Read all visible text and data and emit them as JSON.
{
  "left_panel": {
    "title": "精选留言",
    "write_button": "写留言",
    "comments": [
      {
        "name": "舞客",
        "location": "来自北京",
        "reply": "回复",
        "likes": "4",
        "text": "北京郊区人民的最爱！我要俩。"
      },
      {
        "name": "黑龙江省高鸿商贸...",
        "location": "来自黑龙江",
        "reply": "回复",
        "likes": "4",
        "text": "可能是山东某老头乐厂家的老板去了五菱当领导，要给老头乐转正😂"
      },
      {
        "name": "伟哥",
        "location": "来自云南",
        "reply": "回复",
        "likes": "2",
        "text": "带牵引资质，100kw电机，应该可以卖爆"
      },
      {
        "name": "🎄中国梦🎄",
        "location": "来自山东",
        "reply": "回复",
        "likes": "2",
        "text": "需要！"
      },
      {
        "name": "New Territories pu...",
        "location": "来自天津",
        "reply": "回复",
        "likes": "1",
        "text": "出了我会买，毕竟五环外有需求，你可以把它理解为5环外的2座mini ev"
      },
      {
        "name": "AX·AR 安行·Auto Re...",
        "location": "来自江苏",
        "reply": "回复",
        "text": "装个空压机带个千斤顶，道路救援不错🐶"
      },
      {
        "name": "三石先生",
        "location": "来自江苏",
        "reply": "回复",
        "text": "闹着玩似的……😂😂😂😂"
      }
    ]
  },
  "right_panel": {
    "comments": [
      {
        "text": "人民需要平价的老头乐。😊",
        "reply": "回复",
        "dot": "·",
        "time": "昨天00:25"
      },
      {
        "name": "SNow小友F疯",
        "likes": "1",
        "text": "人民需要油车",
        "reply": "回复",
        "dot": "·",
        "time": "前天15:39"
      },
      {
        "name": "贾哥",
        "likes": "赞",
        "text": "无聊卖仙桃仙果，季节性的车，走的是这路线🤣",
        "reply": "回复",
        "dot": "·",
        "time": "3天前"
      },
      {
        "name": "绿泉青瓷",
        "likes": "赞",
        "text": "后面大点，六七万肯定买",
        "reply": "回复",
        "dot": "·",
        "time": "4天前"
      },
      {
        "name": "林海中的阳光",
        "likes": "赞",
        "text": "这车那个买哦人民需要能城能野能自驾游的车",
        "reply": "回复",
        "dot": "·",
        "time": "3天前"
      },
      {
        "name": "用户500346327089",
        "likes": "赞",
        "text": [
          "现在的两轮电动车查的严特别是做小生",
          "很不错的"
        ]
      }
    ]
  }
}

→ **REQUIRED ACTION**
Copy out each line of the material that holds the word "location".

→ **SOLUTION BELOW**
        "location": "来自北京",
        "location": "来自黑龙江",
        "location": "来自云南",
        "location": "来自山东",
        "location": "来自天津",
        "location": "来自江苏",
        "location": "来自江苏",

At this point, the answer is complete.